### Task statement
Where the word "user" occurs in a line of the data, return the whole line.

App and web page records:
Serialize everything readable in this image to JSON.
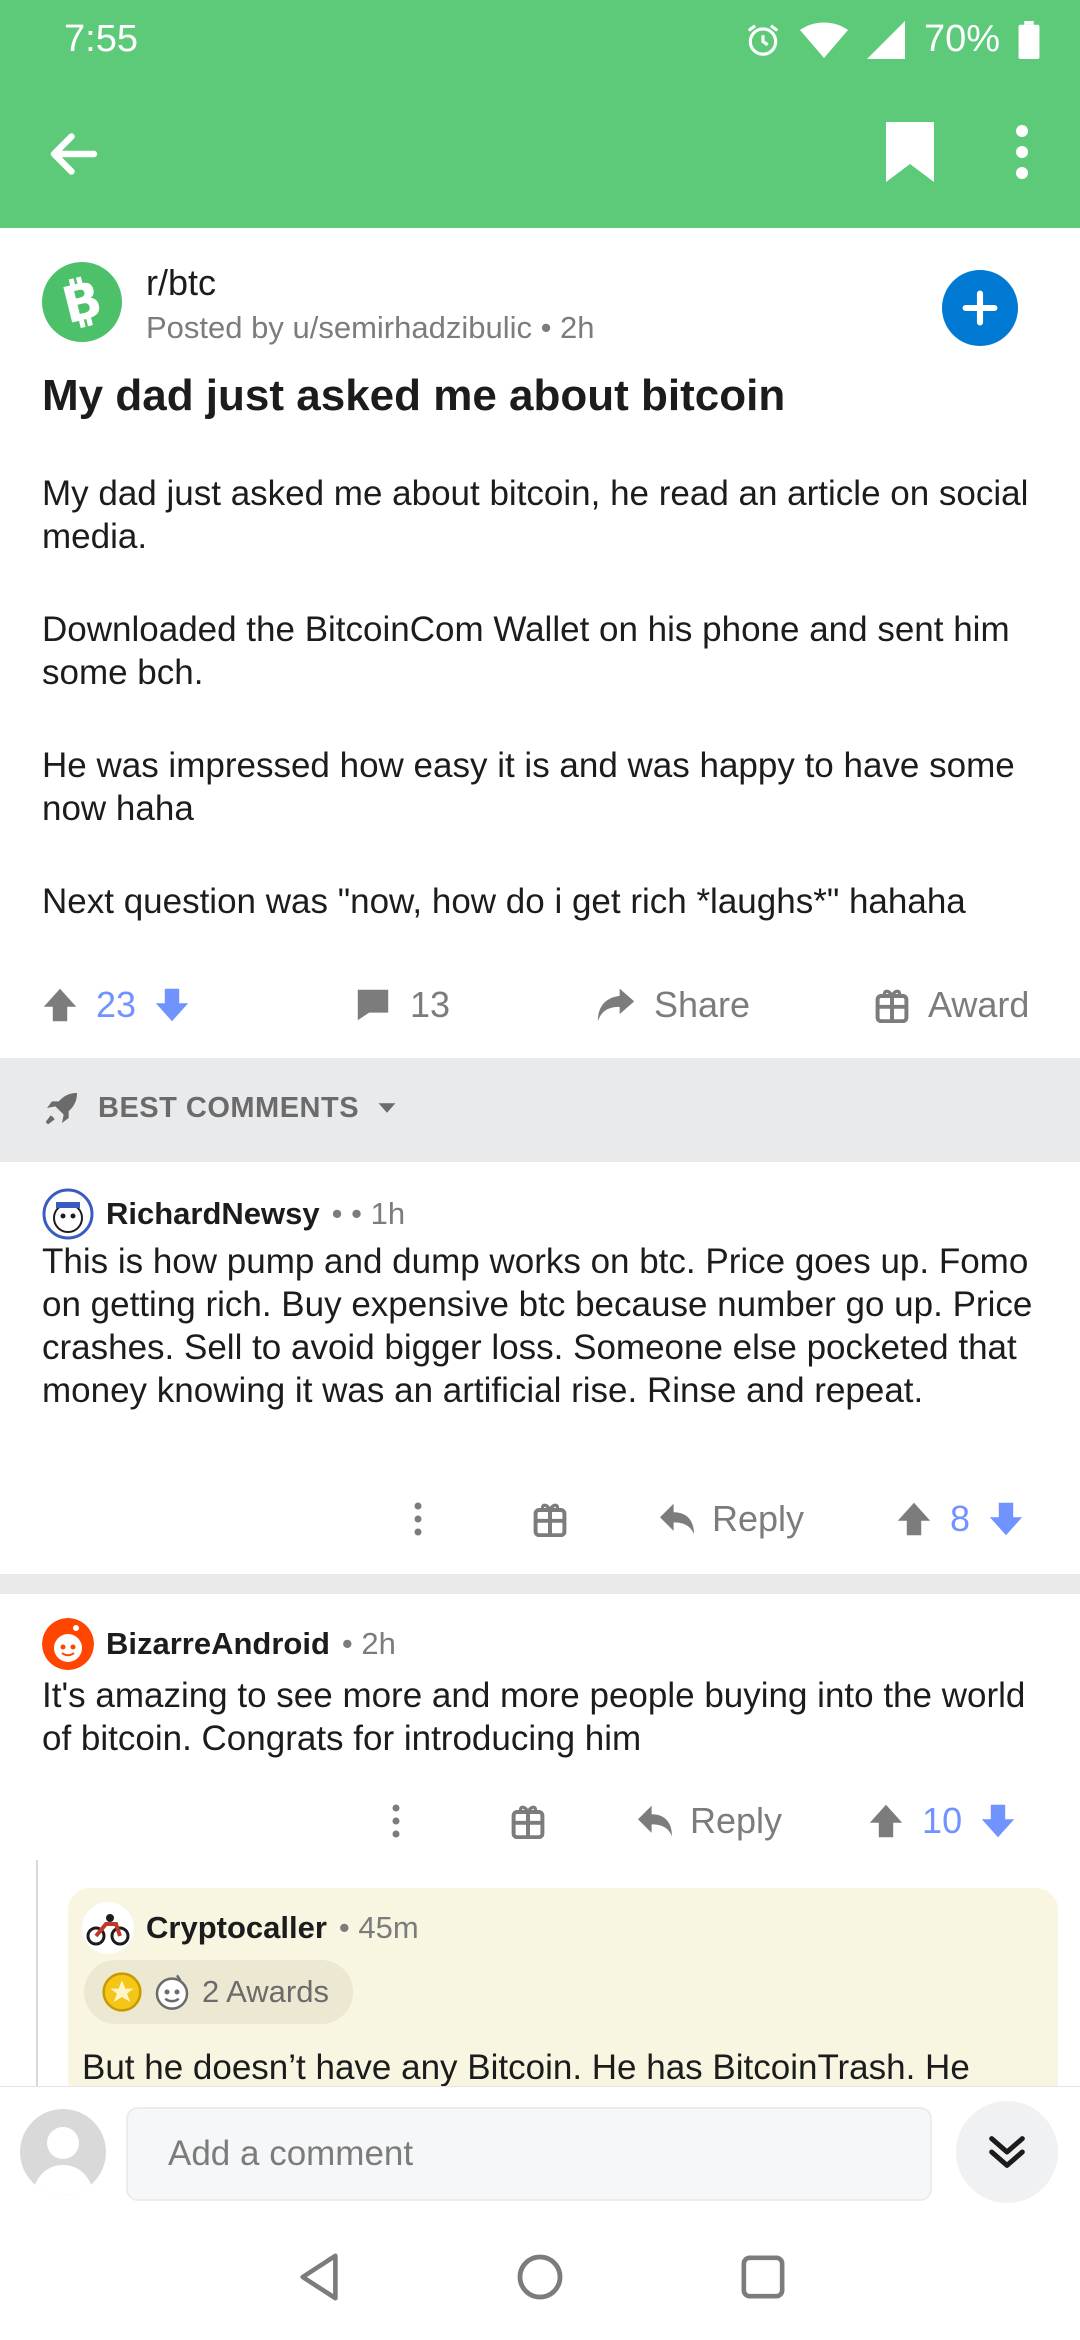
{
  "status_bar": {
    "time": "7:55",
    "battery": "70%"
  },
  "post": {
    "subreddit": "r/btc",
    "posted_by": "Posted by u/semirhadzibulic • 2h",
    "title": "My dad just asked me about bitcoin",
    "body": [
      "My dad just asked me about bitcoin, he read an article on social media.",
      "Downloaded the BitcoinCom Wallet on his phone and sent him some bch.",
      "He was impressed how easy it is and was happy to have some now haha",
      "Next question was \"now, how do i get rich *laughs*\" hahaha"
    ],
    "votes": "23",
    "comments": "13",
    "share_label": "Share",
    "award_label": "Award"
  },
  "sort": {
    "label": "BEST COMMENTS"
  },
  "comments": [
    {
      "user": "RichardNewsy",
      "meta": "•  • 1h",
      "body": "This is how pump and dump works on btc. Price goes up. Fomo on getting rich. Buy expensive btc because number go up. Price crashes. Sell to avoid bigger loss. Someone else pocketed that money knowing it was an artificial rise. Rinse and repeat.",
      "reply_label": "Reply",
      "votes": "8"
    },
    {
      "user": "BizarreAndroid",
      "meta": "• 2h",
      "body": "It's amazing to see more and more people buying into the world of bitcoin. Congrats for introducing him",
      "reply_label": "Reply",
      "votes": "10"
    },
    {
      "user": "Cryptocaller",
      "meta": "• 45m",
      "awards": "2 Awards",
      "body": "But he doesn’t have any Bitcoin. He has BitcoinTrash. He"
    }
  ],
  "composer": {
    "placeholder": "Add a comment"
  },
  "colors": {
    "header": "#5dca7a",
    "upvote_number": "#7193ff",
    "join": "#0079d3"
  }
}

### Completed exercise
      "user": "RichardNewsy",
      "user": "BizarreAndroid",
      "user": "Cryptocaller",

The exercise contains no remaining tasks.